Which designers do you admire most?
Azzedine [Alaïa] is amazing. I love John Galliano, I loved his shows, they were so amazing and full of amazing unexpected fantasy – they were always such a big happening. Everyone has their thing. Viktor & Rolf have amazing sets, and Lanvin always has an amazing woman, and Haider Ackermann – there are just so many great designers.
What did you think then of Raf Simons going to Dior after everything that happened with Galliano?
He’s going to Dior? Wow! I didn’t even know that. Oh my god! I must have been in a different world. Well, that’s a big, big change from Galliano because his clothes are very minimialistic and modern, no?
Do you have any personal or professional interest in photographing men?
I’m much more interested in shooting women. I love the hair, the makeup, the fashion – it’s like playing with Barbie, you know? You’re supposed to have fun, you know? Whereas men I want them to be real, I want them to be charming and not posing, and intelligent, so it doesn’t interest me so much. I like shooting actors and musicians though – or maybe a man in a dress! That could be fun too. I love to shoot drag queens too. I’ve done shoots for [transgender fashion magazine] Candy and they’re really fun.
Have you seen much of the Australian male model Andrej Pejic?
Yeah! I think he’s amazing! So beautiful. I haven’t shot him yet. I always take my camera when I go to parties and I took some pictures of him but at first I didn’t notice he was a boy! He’s really so very cute like a girl. I want to do a story with him. Definitely.
Besides your campaign with Voodoo, are there any other projects you’ve got on the horizon that you could tell us a bit about?
I’m working on a new book which might come out in six months, a project that I can’t talk too much about yet. I just had an exhibition in Toronto yesterday of my work from Fraulein, my other book. I also have a show in London in July.
So you’ll be there during the Olympics?
Yes! I would love to photograph some athletes. It’s going to be crazy. I’m planning to even direct a movie in the future. I’m working on it with a writer at the moment but I can’t talk too much about it either.

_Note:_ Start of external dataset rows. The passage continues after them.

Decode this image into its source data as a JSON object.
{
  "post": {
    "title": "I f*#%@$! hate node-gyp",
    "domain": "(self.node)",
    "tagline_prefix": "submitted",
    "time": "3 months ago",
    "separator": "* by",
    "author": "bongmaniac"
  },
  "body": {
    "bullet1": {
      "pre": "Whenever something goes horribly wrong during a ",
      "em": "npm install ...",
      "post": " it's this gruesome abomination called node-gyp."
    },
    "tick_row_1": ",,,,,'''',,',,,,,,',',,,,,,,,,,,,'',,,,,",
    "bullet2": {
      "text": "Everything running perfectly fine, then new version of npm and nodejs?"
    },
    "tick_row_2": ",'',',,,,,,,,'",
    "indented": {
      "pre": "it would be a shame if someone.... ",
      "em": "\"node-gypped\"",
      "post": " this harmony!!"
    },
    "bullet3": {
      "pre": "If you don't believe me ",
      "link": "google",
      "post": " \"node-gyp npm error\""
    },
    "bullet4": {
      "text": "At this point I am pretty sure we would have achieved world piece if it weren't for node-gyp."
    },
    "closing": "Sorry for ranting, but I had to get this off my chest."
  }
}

What genre are you interested in working in?
It’s something with women! [laughs] Surprise, surprise! It’s something very close to my pictures. There are so many pictures I love, with the movement, and the light, and I think it’s time for me to push it a little bit further and to tell a story, to have real actors and really do a movie. Not only pictures.
I noticed you’ve done your fair share of short fashion films too –
Everyone wants that now. Everybody wants to do a kind of behind-the-scenes but I don’t really like behind-the-scenes typical hair and make-up – I think that’s too boring, so I prefer a little story that looks good on film.
Are you doing a film for Voodoo?
That’s going to be more of a making-of, when you see the pictures you’ll understand why. It needs a story. You know, a dress flowing in the wind in slow motion? Not so interesting.
Do you have any advice for young photographers?
What’s really important is to go out and photograph what you like! Or what inspires you, find your style – it’s so important.
If you could shoot anyone, dead or alive, who would it be?
Of course – you could always photograph Michelle Williams?
Yeah [laughs] she’s amazing too. She did a good job. She told the story well.
Have you seen Smash? It’s Spielberg’s television series about a Marilyn Monroe musical.
Smash? No I haven’t seen it but I love musical theatre. Sweet Charity [the musical] it’s amazing! So good! Dancing! Costumes – Oh my god! It’s one of my favourites! I’ll have to check it out.
Thank you so much for your time Ellen.
Thank you, have a nice day!